Instructions to follow »
Only lines holding the string "Titolo" are wanted; copy each one from the material.

Material provided »
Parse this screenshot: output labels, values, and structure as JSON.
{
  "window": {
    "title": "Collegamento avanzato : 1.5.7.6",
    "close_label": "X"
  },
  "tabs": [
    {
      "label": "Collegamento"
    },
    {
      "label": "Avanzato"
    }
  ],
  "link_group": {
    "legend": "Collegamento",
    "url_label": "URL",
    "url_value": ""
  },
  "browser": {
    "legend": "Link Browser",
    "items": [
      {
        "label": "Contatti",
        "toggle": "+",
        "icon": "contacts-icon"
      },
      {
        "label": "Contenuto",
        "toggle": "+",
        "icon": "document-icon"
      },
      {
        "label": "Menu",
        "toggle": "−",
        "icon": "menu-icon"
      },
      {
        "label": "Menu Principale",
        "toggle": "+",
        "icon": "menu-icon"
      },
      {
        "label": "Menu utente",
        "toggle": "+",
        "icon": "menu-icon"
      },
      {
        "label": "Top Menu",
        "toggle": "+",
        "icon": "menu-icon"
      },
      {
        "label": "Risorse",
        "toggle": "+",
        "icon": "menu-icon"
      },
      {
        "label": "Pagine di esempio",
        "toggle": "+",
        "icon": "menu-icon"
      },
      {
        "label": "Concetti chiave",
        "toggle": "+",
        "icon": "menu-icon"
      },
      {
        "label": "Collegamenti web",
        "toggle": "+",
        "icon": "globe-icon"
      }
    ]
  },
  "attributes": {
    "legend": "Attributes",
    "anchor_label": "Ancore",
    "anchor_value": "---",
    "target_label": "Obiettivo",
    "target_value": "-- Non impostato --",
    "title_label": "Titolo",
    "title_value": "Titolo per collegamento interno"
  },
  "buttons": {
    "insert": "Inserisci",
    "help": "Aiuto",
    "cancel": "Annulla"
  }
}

Output for this task »
    "title_label": "Titolo",
    "title_value": "Titolo per collegamento interno"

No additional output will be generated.